Posted on May 14th, 2016 by

On April 26, Professor Kayla De Lorme’s Neuroscience Capstone students organized an event called “The Brain Wellbeing Workshop” at the Senior Center in St. Peter in order to implement some of of the knowledge they had learned over the course of the class. They focused mostly on the aging brain, having each student present some research about the brain to give an informational session to the older population about how their brains are constantly changing. They also expressed different ways that the senior attendees could prevent or even slow-down some of the negative changes occurring in their brains.

De Lorme started off the event by giving a short presentation about the brain and behavior changes (i.e. cortical shrinkage, memory decline, etc). They then broke off into four interactive stations run by each of the neuroscience capstone students that each of the seniors attended.

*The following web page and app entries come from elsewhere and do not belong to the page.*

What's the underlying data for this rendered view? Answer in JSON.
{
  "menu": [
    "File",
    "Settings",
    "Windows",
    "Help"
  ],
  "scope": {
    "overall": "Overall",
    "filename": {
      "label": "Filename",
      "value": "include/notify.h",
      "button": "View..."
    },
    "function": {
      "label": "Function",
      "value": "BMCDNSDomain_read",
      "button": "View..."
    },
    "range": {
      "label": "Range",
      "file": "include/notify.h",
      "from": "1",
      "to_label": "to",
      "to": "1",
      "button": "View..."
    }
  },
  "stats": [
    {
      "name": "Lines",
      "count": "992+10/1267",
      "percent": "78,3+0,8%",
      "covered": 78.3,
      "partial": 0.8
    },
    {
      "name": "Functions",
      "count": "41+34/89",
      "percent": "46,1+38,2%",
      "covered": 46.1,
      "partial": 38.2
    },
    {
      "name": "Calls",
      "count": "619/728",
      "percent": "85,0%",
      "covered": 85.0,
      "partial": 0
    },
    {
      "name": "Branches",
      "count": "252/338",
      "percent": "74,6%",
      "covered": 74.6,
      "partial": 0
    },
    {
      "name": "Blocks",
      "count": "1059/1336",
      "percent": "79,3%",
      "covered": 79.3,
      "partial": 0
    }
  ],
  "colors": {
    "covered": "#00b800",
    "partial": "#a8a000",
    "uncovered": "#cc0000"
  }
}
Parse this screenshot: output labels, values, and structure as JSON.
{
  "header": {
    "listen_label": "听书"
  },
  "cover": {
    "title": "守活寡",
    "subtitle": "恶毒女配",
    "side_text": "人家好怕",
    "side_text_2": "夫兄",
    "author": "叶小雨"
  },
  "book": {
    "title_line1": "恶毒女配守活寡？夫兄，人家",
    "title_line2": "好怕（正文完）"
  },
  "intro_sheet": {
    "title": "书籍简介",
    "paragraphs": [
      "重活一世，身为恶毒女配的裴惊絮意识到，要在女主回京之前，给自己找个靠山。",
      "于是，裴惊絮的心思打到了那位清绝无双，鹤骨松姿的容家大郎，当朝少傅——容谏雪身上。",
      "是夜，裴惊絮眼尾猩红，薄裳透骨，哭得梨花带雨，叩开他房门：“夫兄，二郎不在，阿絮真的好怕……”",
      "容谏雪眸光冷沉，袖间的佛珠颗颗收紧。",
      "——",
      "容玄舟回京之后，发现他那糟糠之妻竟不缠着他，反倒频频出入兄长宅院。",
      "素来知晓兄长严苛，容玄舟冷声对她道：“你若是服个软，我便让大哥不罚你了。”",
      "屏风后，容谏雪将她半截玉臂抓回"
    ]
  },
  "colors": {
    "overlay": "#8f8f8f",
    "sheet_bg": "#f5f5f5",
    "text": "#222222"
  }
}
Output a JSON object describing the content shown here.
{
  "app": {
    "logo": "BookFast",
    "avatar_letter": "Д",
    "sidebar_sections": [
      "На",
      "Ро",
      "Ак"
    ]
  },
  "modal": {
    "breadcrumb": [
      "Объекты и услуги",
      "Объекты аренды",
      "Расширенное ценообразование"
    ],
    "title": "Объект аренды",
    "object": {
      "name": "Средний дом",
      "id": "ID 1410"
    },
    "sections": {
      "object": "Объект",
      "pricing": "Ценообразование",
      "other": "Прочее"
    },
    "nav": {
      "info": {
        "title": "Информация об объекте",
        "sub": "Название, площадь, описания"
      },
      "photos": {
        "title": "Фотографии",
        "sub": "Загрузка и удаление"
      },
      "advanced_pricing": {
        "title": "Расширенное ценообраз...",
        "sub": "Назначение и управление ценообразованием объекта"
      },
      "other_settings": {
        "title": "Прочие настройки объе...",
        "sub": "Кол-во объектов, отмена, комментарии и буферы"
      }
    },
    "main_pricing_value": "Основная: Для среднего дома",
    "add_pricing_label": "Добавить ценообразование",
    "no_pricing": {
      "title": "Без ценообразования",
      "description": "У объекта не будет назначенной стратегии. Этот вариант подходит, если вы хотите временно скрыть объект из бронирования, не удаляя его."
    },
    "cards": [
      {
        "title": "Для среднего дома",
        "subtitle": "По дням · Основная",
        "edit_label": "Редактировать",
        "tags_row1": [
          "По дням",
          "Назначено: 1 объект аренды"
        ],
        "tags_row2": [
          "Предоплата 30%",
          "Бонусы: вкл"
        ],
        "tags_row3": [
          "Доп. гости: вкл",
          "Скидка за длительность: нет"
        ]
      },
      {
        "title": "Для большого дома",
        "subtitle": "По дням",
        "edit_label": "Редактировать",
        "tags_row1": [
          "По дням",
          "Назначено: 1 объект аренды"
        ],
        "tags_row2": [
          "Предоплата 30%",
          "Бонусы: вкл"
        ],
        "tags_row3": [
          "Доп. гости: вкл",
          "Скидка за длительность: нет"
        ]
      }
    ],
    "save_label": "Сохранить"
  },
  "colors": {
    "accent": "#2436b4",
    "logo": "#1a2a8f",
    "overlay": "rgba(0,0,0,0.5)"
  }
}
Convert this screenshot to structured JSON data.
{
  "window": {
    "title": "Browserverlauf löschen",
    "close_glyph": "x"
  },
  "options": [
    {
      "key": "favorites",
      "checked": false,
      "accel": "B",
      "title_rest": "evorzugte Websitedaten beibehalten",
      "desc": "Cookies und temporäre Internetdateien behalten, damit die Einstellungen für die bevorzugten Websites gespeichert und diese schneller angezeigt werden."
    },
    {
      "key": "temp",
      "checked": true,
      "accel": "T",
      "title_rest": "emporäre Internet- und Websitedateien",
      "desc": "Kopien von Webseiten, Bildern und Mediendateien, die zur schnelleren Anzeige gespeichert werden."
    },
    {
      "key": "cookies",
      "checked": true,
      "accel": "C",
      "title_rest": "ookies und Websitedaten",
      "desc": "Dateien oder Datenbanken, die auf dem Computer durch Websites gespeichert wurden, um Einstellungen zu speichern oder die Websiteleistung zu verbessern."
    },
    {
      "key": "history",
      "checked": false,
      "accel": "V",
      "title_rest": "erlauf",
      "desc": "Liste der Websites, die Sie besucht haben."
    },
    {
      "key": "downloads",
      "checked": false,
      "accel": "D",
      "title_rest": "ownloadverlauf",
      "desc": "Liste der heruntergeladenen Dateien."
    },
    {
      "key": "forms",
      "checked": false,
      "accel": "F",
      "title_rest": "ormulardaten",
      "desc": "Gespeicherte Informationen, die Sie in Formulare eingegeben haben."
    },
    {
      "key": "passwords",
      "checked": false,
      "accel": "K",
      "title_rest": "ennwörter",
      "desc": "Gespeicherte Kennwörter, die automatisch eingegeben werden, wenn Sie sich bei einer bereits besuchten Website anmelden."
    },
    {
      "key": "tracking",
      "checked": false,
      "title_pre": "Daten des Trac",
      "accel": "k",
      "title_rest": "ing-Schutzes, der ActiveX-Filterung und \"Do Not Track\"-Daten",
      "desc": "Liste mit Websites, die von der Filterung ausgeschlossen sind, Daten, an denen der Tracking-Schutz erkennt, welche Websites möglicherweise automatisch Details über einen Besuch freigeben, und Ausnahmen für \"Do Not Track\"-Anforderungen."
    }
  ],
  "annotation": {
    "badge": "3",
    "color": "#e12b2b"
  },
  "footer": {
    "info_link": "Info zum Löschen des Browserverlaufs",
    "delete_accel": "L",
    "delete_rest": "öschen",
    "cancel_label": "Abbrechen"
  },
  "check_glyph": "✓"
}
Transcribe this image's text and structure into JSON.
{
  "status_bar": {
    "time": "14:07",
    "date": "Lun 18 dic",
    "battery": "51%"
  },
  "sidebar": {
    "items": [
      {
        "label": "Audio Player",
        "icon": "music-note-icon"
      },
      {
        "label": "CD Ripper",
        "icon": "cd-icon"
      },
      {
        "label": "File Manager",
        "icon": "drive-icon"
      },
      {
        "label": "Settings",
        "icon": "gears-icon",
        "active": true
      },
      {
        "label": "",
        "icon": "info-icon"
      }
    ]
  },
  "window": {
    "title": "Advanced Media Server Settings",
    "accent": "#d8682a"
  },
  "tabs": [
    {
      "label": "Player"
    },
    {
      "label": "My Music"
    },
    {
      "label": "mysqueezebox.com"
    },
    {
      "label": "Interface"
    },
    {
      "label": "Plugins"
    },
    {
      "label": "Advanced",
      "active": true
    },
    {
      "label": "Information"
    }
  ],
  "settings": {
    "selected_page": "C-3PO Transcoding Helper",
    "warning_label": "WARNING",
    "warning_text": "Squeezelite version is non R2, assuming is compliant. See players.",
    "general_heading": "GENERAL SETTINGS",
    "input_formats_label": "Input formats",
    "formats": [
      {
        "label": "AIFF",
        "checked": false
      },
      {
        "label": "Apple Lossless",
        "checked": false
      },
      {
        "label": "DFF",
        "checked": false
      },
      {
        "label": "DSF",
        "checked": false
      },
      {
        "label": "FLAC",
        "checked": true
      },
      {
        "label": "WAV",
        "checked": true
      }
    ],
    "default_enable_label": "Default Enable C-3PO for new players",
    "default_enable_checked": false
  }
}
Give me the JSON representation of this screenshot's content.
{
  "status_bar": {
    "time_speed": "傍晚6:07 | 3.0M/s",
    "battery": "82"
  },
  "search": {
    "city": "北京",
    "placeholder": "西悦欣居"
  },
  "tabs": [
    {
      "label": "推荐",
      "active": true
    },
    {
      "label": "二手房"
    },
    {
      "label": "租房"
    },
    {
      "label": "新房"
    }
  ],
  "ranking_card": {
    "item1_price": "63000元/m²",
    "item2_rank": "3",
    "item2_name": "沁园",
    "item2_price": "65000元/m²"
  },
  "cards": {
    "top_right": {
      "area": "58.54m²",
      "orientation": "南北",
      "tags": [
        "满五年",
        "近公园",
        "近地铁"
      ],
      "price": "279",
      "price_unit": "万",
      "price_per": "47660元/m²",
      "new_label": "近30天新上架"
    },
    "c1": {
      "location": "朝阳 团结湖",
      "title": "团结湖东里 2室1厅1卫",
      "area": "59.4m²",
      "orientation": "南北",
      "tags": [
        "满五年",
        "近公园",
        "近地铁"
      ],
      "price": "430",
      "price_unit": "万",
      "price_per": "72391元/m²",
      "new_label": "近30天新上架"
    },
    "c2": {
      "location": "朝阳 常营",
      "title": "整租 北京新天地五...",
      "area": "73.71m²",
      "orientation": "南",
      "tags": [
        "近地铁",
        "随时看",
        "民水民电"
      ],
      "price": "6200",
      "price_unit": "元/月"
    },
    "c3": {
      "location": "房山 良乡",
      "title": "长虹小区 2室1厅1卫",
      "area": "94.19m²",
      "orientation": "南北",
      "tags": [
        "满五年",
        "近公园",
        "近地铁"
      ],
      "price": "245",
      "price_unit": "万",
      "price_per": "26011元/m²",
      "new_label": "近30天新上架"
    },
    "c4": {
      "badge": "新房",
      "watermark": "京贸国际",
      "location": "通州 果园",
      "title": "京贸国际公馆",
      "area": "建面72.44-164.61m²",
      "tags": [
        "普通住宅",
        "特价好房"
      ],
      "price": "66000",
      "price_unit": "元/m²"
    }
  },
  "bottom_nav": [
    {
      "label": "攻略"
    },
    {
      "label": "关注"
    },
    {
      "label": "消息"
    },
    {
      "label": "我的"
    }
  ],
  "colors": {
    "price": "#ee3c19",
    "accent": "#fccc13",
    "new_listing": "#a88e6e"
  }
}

unnamed

“The student groups prepared interactive sessions that provided brain-health tips based on current literature; these included the use of technology to improve cognition, nutritional advice for a better brain, the many neural benefits of music, and the use of dance exercise to improve cognition and prevent falls,” says student Brynn Makela ‘16. “The attendees sampled healthy food, tried new iPad apps, got up and danced, and played musical games.”

“Overall, it went very well,” says Professor De Lorme.  “All of the participants were engaged in the presentation and the stations.  I received a lot of positive feedback from the Senior Center coordinator and the attendees.”

“It was interesting to learn how much overlap there is between healthy brain activities and other more common healthy activities and also that there is a vast array,” says student Kelle Nette ‘16.  “For example, anything from listening to the radio, to using a new app, to adding more kale to your diet can have positive effects on cognition.  That, to me, is very interestingunnamed-2.”

The main goal of the event was to highlight some of the neural and behavioral changes that occur as people age and then provide ideas and tools to help prevent or slow-down some of the negative changes. It seemed as though everyone had a blast and the event was very informational, says professor Kayla De Lorme.“One of the attendees actually called me at my office to say how great the workshop was and how wonderful and knowledgeable the students were.”

 

Contributed by Jenny Williams ’18 and Kerrie Humble ’17

 

Comments are closed.